What the task requires
Copy the lines below word for word, skipping any image.
──────
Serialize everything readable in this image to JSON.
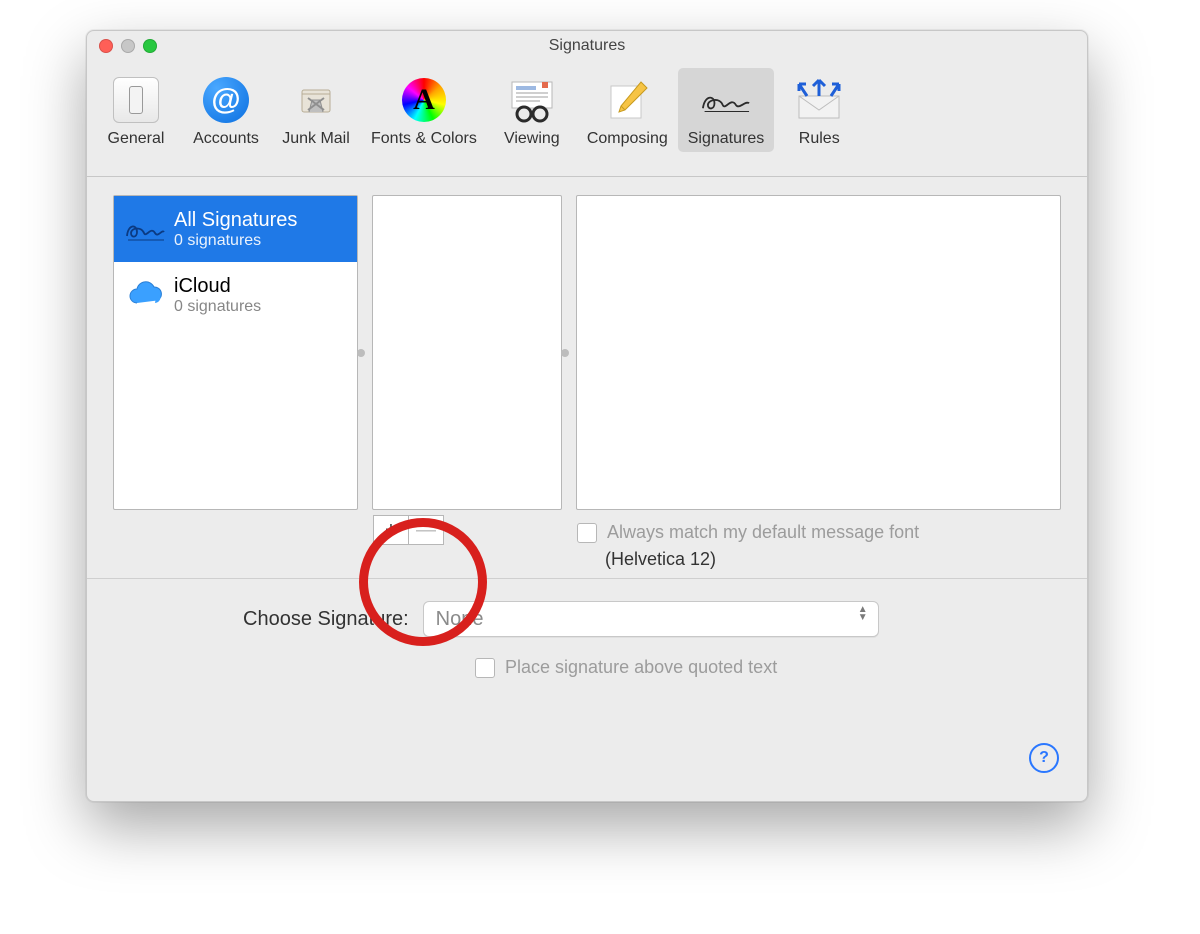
{
  "window": {
    "title": "Signatures"
  },
  "toolbar": {
    "items": [
      {
        "label": "General"
      },
      {
        "label": "Accounts"
      },
      {
        "label": "Junk Mail"
      },
      {
        "label": "Fonts & Colors"
      },
      {
        "label": "Viewing"
      },
      {
        "label": "Composing"
      },
      {
        "label": "Signatures"
      },
      {
        "label": "Rules"
      }
    ],
    "selected_index": 6
  },
  "accounts_panel": {
    "rows": [
      {
        "title": "All Signatures",
        "subtitle": "0 signatures",
        "selected": true,
        "icon": "signature"
      },
      {
        "title": "iCloud",
        "subtitle": "0 signatures",
        "selected": false,
        "icon": "icloud"
      }
    ]
  },
  "add_remove": {
    "add": "+",
    "remove": "—"
  },
  "match_font": {
    "checkbox_label": "Always match my default message font",
    "font": "(Helvetica 12)"
  },
  "choose_signature": {
    "label": "Choose Signature:",
    "selected": "None"
  },
  "place_above": {
    "label": "Place signature above quoted text"
  },
  "help": {
    "symbol": "?"
  }
}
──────
Reply
Serialize everything readable in this image to JSON.
{
  "window": {
    "title": "Signatures"
  },
  "toolbar": {
    "items": [
      {
        "label": "General"
      },
      {
        "label": "Accounts"
      },
      {
        "label": "Junk Mail"
      },
      {
        "label": "Fonts & Colors"
      },
      {
        "label": "Viewing"
      },
      {
        "label": "Composing"
      },
      {
        "label": "Signatures"
      },
      {
        "label": "Rules"
      }
    ],
    "selected_index": 6
  },
  "accounts_panel": {
    "rows": [
      {
        "title": "All Signatures",
        "subtitle": "0 signatures",
        "selected": true,
        "icon": "signature"
      },
      {
        "title": "iCloud",
        "subtitle": "0 signatures",
        "selected": false,
        "icon": "icloud"
      }
    ]
  },
  "add_remove": {
    "add": "+",
    "remove": "—"
  },
  "match_font": {
    "checkbox_label": "Always match my default message font",
    "font": "(Helvetica 12)"
  },
  "choose_signature": {
    "label": "Choose Signature:",
    "selected": "None"
  },
  "place_above": {
    "label": "Place signature above quoted text"
  },
  "help": {
    "symbol": "?"
  }
}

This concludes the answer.